An interview with Sarah Markham, a participant on the RADAR-CNS MDD study

Please can you tell us about yourself and your involvement with the project?
I suffer from major depressive disorder and anxiety. I try to spend my time being as active as possible; both mentally and physically as I find this keeps me well and mitigates the worse of my symptoms. As well as being a mental health service user and member of the NIHR Maudsley BRC's Service User Advisory Group in London, I am also an academic mathematician and researcher, so usually I have a lot to keep my mind busy. I also love to run every day, which keeps the rest of me busy!

I am a member of the ongoing RADAR-CNS: Remote Assessment of Disease and Relapse – Central Nervous System research study. I keep my Fitbit and mobile phone charged to ensure my data is collected and submitted to the study. I do far more than 10,000 steps per day, in fact the number of steps I do daily has increased since the lockdown and I have had more time to exercise.

What interests me most about RADAR-CNS is developing a greater understanding regarding  associations between physical and psychological characteristics at the individual patient level.

What other areas of research are you most interested in?
I also have a diagnosis of Autistic spectrum disorders (ASD), and unsurprisingly am most interested in research into the aetiology of autism and why and how it presents differently in females as opposed to males.

How are you adapting to life in lockdown during the Covid-19 pandemic?
I miss not being able to go out with friends for a coffee or to the cinema.
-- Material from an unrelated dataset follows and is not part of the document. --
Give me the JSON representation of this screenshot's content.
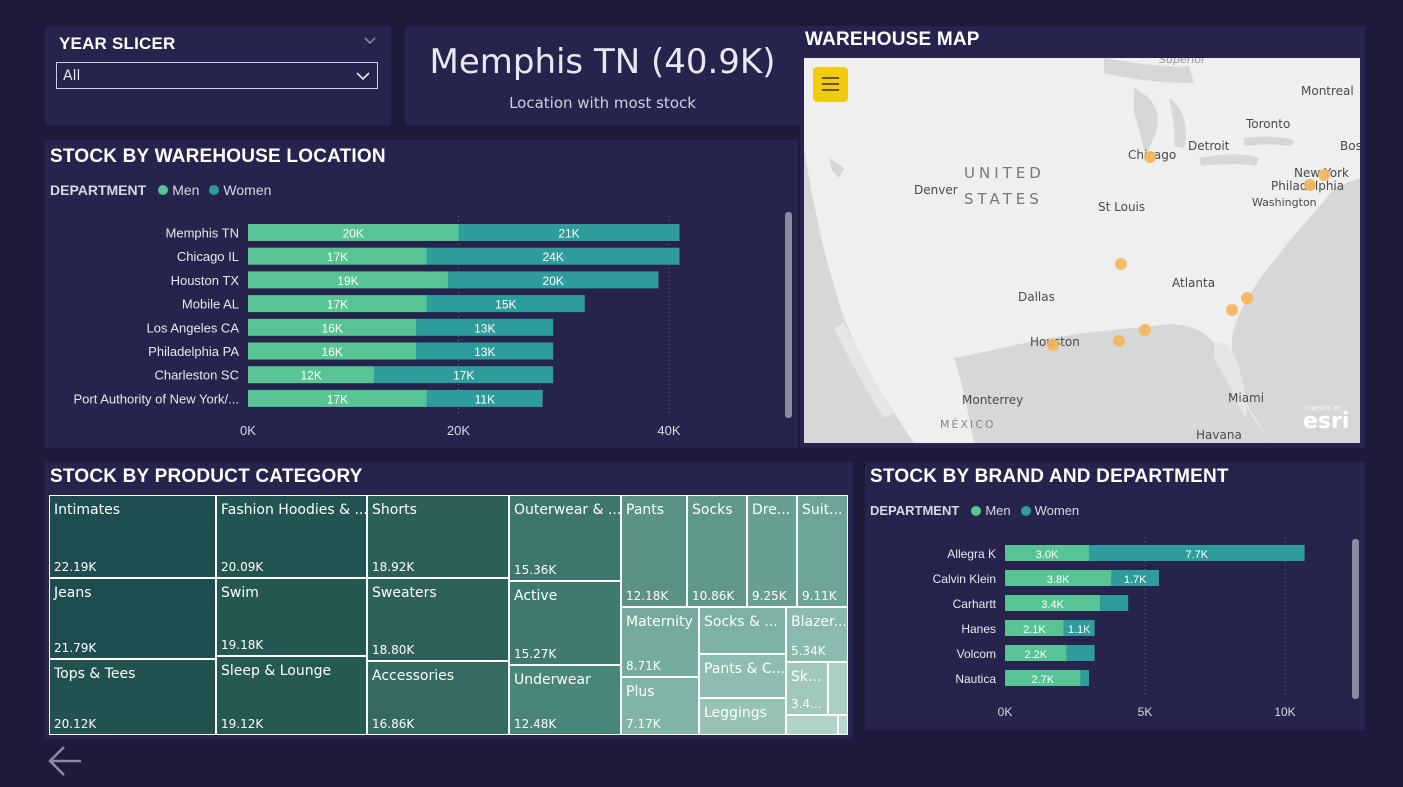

I also miss face to face work and other related meetings. I definitely feel much lonelier and look forward to when the anti-social distancing is over.

I am grateful that the English government now allows everyone to go outside for exercise an unlimited number of times everyday. I love getting out and about, especially when it is sunny. Running is a great way to spend your time when social-distancing restrictions are in place, and I try and run during the quieter times of the day to ensure I don't run into too many people.

Why do you think mental health research, and involving service users in shaping this research, is important?
Mental health research is essential to developing more effective and reliable treatments for mental health conditions. Service users have a wealth of experience and experiential learning with regard to the phenomena of mental disorder and are often best placed to inform and direct the design and implementation of such research.